FAQ

When interacting with someone who is blind or visually impaired

  • When asking someone with a vision problem if they need help; don’t assume they do. If they do, they will tell you how to help.
  • If you live or work with someone who is blind or visually impaired, please do not leave doors ajar.
  • Please put things back in the place you found them (i.e., kitchen utensils, etc.)
  • Be sure to discuss furniture placement changes before making them.
  • Always talk directly to people who are blind or visually impaired, not through their companions.
  • When talking to a person who is blind or visually impaired, don’t yell!
  • Identify yourself when entering a room if a person with a vision loss is present. Don’t play guessing games to see if he/she knows who you are.
  • Give directions as clearly as possible. Remember not to point.
  • Remember that a guide dog is a working dog, not a pet.

DO NOT PET THE DOG! It diverts the dog’s attention.

  • Offer to read the menu and prices when eating out. Ask what assistance is needed.
  • Look at people who are blind or visually impaired as individuals with interests and needs similar to your own.
  • Do not hesitate to use the words “blind” and “see” when talking to a person who is blind or visually impaired.

White Canes

  • White Canes are provided to individuals diagnosed as Legally Blind. Legal blindness doesn’t mean total vision loss. In fact, according to the American Federation for the Blind, 85% of all individuals with eye disorders have some remaining sight. Many of these individuals may qualify for a White Cane.
  • White Canes provide pedestrian identification. They are essential for safe mobility, assisting the user with identification of walls, steps and curbs.
  • In 1932, the White Cane was “born” in Michigan in the East Side Detroit Lions Club. In 1936, Michigan passed the White Cane Law.   An excerpt from the Michigan Drivers Manual:

Blind Pedestrians

Michigan law requires you to stop or yield the right-of-way when you see a pedestrian with a white cane or guide dog. Only the blind may carry white canes. Avoid honking the horn or revving the engine; these noises are distracting and cover important audible cues used by the blind. Also avoid blocking designated crosswalks. This makes it especially difficult for a visually impaired or blind person to cross the street. It is also an inconvenience for others attempting to cross and violates the rule of always yielding to pedestrians.

  • ABVI teaches Orientation and Mobility to individuals using a White Cane. We also help each individual with the proper selection of a White Cane for their personal needs. Canes differ in length, style and the type of “tip” used for guidance.

General

  • Proper lighting is a must for all visual tasks.
  • Using contrasting colors can help you distinguish one object from another. (Example: Dark tablecloth with white plates.)
  • Continue to see your eye doctor even after vision loss to help prevent future problems.
  • Ask your eye doctor to clearly explain and write down your eye condition, including your acuity and field of vision. This information will be useful when pursuing rehabilitation services.

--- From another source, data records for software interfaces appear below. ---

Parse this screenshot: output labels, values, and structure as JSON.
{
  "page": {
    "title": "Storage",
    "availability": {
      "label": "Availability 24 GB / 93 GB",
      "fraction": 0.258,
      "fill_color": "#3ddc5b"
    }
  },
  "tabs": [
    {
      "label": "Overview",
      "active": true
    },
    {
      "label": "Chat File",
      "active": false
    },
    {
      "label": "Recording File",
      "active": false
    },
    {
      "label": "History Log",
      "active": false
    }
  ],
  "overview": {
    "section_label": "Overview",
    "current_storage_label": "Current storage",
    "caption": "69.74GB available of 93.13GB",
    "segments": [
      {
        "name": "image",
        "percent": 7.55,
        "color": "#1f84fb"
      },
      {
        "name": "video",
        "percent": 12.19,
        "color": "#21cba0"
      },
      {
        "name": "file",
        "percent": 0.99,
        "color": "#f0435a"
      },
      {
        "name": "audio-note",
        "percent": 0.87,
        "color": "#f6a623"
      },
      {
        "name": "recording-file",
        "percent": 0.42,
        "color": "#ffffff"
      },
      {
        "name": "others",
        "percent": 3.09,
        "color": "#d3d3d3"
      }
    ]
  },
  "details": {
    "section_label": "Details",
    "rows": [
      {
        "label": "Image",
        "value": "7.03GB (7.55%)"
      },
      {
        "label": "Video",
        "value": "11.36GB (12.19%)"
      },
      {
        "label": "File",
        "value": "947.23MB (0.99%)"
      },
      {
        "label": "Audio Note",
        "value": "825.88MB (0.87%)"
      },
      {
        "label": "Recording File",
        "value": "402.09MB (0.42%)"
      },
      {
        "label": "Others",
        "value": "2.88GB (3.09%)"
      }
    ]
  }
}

Low Vision Tips

  • A pocket magnifier can help you to read labels or a menu.
  • A lighted magnifier gives better contrast for reading.
  • Wearing a visor or a hat with a brim can minimize glare.

Orientation and Mobility

  • Plan your route thoroughly before starting out; use landmarks and reference points.
  • Mark the edges of the steps with a bright color to improve visibility.
  • Take the arm of a sighted person assisting you; rather than letting him/her push you. The motion of his/her body will tell you what to do.

Independent Living

  • Bold-lined writing paper will help you stay on line while writing.
  • Purchase large print checks that are available at banks. Use a check writing guide made to fit over your checks. Write with a black gel pen for easier reading.
  • Phone numbers or recipes can be written in Large Print or recorded for easy access.
  • Identify medications with a pill organizer.
  • Place entire outfits together on one hanger if color identification is a problem.
  • Mark your appliance controls with bright colored tactile buttons (stick-ons).
  • Make sure your rugs are safely secured so you don’t trip over or slide on them
  • Use bright lights (but avoid fluorescent) in your home for better vision contrast

Coping with Helplessness and Fear

  • Feelings of helplessness and fear are common. Talking with family, friends or a social worker will help.
  • Let others know what your needs are; don’t assume they know. You may have to find the balance between independence and asking for assistance. This is normal and natural.
  • Don’t give up! There ARE alternative ways to accomplish tasks independently. Remember that you have experienced, in your lifetime, other challenges and have been able to rise to accomplish issues that seemed impossible.